» **PROBLEM**
Set down the material exactly. Keep every line.

» **MATERIAL SUPPLIED**
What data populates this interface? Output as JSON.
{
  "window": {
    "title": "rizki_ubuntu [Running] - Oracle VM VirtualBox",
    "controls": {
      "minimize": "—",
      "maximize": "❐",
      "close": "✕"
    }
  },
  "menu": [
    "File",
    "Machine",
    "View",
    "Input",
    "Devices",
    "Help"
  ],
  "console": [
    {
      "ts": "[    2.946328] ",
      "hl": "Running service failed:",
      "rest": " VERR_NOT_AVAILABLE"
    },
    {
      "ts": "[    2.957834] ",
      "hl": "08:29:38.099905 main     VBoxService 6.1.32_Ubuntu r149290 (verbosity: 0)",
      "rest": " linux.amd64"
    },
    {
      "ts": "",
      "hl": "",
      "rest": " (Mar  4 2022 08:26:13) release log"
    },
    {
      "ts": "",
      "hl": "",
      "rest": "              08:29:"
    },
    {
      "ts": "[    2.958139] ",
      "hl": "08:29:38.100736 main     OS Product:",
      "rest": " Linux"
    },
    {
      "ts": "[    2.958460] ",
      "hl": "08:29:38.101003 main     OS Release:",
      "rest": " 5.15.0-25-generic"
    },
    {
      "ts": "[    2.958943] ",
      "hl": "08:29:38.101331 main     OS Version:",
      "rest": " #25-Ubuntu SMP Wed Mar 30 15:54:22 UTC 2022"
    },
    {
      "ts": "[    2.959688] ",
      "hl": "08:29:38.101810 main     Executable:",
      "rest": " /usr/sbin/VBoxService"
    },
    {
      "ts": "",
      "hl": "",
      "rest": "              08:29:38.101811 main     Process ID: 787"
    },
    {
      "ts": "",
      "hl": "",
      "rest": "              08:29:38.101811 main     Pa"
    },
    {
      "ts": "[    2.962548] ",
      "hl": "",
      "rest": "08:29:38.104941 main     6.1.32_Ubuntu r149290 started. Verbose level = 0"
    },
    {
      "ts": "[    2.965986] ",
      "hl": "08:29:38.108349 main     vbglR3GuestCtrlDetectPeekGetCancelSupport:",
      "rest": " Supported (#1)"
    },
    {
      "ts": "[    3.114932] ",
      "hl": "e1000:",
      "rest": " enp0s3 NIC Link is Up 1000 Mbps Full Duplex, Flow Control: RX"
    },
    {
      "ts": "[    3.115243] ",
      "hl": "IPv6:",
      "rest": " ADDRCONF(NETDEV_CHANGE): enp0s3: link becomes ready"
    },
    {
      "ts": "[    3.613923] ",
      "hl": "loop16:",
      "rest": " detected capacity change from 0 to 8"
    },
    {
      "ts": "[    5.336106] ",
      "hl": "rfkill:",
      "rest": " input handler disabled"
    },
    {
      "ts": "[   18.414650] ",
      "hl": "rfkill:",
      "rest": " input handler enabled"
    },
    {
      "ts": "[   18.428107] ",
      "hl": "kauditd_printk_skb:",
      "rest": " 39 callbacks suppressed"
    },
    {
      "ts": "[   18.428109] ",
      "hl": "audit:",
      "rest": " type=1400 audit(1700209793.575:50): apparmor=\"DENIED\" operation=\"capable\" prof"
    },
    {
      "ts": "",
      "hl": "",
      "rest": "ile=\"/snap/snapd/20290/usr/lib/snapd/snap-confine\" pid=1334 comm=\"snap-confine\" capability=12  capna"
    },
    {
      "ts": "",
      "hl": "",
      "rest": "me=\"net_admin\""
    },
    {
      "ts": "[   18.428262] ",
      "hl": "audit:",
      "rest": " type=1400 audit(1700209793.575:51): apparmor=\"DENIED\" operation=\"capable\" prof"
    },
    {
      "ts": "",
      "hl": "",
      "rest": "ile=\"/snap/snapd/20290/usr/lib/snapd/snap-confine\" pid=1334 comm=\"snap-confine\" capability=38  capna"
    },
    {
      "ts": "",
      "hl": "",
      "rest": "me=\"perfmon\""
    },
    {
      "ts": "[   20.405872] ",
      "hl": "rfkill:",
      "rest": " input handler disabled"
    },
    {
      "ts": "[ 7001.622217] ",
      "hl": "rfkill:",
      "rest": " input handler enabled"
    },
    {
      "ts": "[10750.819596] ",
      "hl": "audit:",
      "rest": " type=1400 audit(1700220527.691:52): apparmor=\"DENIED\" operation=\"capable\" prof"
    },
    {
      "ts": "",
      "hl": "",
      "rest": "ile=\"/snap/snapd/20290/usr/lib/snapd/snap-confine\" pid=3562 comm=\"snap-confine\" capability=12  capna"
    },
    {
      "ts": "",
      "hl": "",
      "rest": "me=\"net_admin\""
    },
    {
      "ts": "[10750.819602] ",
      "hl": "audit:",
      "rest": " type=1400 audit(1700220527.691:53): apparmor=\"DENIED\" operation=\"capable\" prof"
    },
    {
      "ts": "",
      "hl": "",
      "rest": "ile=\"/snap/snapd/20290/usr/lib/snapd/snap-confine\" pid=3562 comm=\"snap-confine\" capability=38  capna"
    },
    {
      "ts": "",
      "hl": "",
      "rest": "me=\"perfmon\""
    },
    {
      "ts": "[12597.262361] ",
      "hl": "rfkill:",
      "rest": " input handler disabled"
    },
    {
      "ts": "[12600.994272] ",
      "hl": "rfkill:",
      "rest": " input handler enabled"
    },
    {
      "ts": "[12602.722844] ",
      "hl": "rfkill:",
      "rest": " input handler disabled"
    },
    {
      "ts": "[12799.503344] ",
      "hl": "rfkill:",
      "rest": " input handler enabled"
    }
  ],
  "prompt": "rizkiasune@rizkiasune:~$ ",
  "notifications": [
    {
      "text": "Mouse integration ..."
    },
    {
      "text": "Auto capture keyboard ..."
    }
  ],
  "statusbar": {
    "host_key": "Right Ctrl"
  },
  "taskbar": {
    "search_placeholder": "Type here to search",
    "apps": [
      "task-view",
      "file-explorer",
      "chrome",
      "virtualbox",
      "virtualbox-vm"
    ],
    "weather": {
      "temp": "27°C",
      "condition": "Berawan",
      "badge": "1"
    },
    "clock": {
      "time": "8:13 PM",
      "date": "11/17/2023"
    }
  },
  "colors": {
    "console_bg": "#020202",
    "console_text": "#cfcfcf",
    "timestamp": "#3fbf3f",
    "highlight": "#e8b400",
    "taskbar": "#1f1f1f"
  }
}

» **RESULT**
What data populates this interface? Output as JSON.
{
  "window": {
    "title": "rizki_ubuntu [Running] - Oracle VM VirtualBox",
    "controls": {
      "minimize": "—",
      "maximize": "❐",
      "close": "✕"
    }
  },
  "menu": [
    "File",
    "Machine",
    "View",
    "Input",
    "Devices",
    "Help"
  ],
  "console": [
    {
      "ts": "[    2.946328] ",
      "hl": "Running service failed:",
      "rest": " VERR_NOT_AVAILABLE"
    },
    {
      "ts": "[    2.957834] ",
      "hl": "08:29:38.099905 main     VBoxService 6.1.32_Ubuntu r149290 (verbosity: 0)",
      "rest": " linux.amd64"
    },
    {
      "ts": "",
      "hl": "",
      "rest": " (Mar  4 2022 08:26:13) release log"
    },
    {
      "ts": "",
      "hl": "",
      "rest": "              08:29:"
    },
    {
      "ts": "[    2.958139] ",
      "hl": "08:29:38.100736 main     OS Product:",
      "rest": " Linux"
    },
    {
      "ts": "[    2.958460] ",
      "hl": "08:29:38.101003 main     OS Release:",
      "rest": " 5.15.0-25-generic"
    },
    {
      "ts": "[    2.958943] ",
      "hl": "08:29:38.101331 main     OS Version:",
      "rest": " #25-Ubuntu SMP Wed Mar 30 15:54:22 UTC 2022"
    },
    {
      "ts": "[    2.959688] ",
      "hl": "08:29:38.101810 main     Executable:",
      "rest": " /usr/sbin/VBoxService"
    },
    {
      "ts": "",
      "hl": "",
      "rest": "              08:29:38.101811 main     Process ID: 787"
    },
    {
      "ts": "",
      "hl": "",
      "rest": "              08:29:38.101811 main     Pa"
    },
    {
      "ts": "[    2.962548] ",
      "hl": "",
      "rest": "08:29:38.104941 main     6.1.32_Ubuntu r149290 started. Verbose level = 0"
    },
    {
      "ts": "[    2.965986] ",
      "hl": "08:29:38.108349 main     vbglR3GuestCtrlDetectPeekGetCancelSupport:",
      "rest": " Supported (#1)"
    },
    {
      "ts": "[    3.114932] ",
      "hl": "e1000:",
      "rest": " enp0s3 NIC Link is Up 1000 Mbps Full Duplex, Flow Control: RX"
    },
    {
      "ts": "[    3.115243] ",
      "hl": "IPv6:",
      "rest": " ADDRCONF(NETDEV_CHANGE): enp0s3: link becomes ready"
    },
    {
      "ts": "[    3.613923] ",
      "hl": "loop16:",
      "rest": " detected capacity change from 0 to 8"
    },
    {
      "ts": "[    5.336106] ",
      "hl": "rfkill:",
      "rest": " input handler disabled"
    },
    {
      "ts": "[   18.414650] ",
      "hl": "rfkill:",
      "rest": " input handler enabled"
    },
    {
      "ts": "[   18.428107] ",
      "hl": "kauditd_printk_skb:",
      "rest": " 39 callbacks suppressed"
    },
    {
      "ts": "[   18.428109] ",
      "hl": "audit:",
      "rest": " type=1400 audit(1700209793.575:50): apparmor=\"DENIED\" operation=\"capable\" prof"
    },
    {
      "ts": "",
      "hl": "",
      "rest": "ile=\"/snap/snapd/20290/usr/lib/snapd/snap-confine\" pid=1334 comm=\"snap-confine\" capability=12  capna"
    },
    {
      "ts": "",
      "hl": "",
      "rest": "me=\"net_admin\""
    },
    {
      "ts": "[   18.428262] ",
      "hl": "audit:",
      "rest": " type=1400 audit(1700209793.575:51): apparmor=\"DENIED\" operation=\"capable\" prof"
    },
    {
      "ts": "",
      "hl": "",
      "rest": "ile=\"/snap/snapd/20290/usr/lib/snapd/snap-confine\" pid=1334 comm=\"snap-confine\" capability=38  capna"
    },
    {
      "ts": "",
      "hl": "",
      "rest": "me=\"perfmon\""
    },
    {
      "ts": "[   20.405872] ",
      "hl": "rfkill:",
      "rest": " input handler disabled"
    },
    {
      "ts": "[ 7001.622217] ",
      "hl": "rfkill:",
      "rest": " input handler enabled"
    },
    {
      "ts": "[10750.819596] ",
      "hl": "audit:",
      "rest": " type=1400 audit(1700220527.691:52): apparmor=\"DENIED\" operation=\"capable\" prof"
    },
    {
      "ts": "",
      "hl": "",
      "rest": "ile=\"/snap/snapd/20290/usr/lib/snapd/snap-confine\" pid=3562 comm=\"snap-confine\" capability=12  capna"
    },
    {
      "ts": "",
      "hl": "",
      "rest": "me=\"net_admin\""
    },
    {
      "ts": "[10750.819602] ",
      "hl": "audit:",
      "rest": " type=1400 audit(1700220527.691:53): apparmor=\"DENIED\" operation=\"capable\" prof"
    },
    {
      "ts": "",
      "hl": "",
      "rest": "ile=\"/snap/snapd/20290/usr/lib/snapd/snap-confine\" pid=3562 comm=\"snap-confine\" capability=38  capna"
    },
    {
      "ts": "",
      "hl": "",
      "rest": "me=\"perfmon\""
    },
    {
      "ts": "[12597.262361] ",
      "hl": "rfkill:",
      "rest": " input handler disabled"
    },
    {
      "ts": "[12600.994272] ",
      "hl": "rfkill:",
      "rest": " input handler enabled"
    },
    {
      "ts": "[12602.722844] ",
      "hl": "rfkill:",
      "rest": " input handler disabled"
    },
    {
      "ts": "[12799.503344] ",
      "hl": "rfkill:",
      "rest": " input handler enabled"
    }
  ],
  "prompt": "rizkiasune@rizkiasune:~$ ",
  "notifications": [
    {
      "text": "Mouse integration ..."
    },
    {
      "text": "Auto capture keyboard ..."
    }
  ],
  "statusbar": {
    "host_key": "Right Ctrl"
  },
  "taskbar": {
    "search_placeholder": "Type here to search",
    "apps": [
      "task-view",
      "file-explorer",
      "chrome",
      "virtualbox",
      "virtualbox-vm"
    ],
    "weather": {
      "temp": "27°C",
      "condition": "Berawan",
      "badge": "1"
    },
    "clock": {
      "time": "8:13 PM",
      "date": "11/17/2023"
    }
  },
  "colors": {
    "console_bg": "#020202",
    "console_text": "#cfcfcf",
    "timestamp": "#3fbf3f",
    "highlight": "#e8b400",
    "taskbar": "#1f1f1f"
  }
}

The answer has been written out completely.